The researchers used a chemistry-climate model that simulates the processes that control oxygen, ozone, and many other gases, as well as their interactions with ultraviolet light from stars, at very high spectral resolution, to compute the composition of planetary atmospheres. This model allowed the investigation of a wide variety of conditions on exoplanets and comparison with the history of the Earth’s atmosphere in the last half billion years.

During this period the high atmospheric oxygen content and the ozone layer were established that allowed the evolution of life on land on our planet. “It is feasible that the history of the Earth and its atmosphere holds clues about the evolution of life that may also apply to exoplanets” says Jos Lelieveld, Managing Director of the Max Planck Institute for Chemistry, who was involved in the study.

Paradoxical conclusion

Furthermore, the study comes to an almost contradictory conclusion: as the universe ages, it is likely to become more hostile to life. Metals and other heavy elements are formed inside stars at the end of their billion-year lives and are released into space as stellar wind or in a supernova explosion, depending on the mass of the star: the building material for the next generation of stars.

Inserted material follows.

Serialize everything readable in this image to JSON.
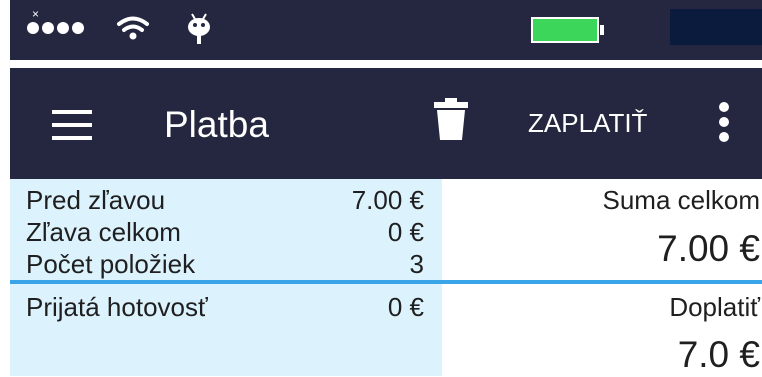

“As a result, each newly forming star has more metal-rich building material available than its predecessors. With each generation, stars in the universe become more metal-rich,” says Anna Shapiro. According to the new research, the likelihood of star systems producing life decreases as the universe ages. However, the search for life is not without hope. After all, many exoplanet host stars are as old as the Sun. And this star is known to be home to complex and fascinating lifeforms on at least one of its planets.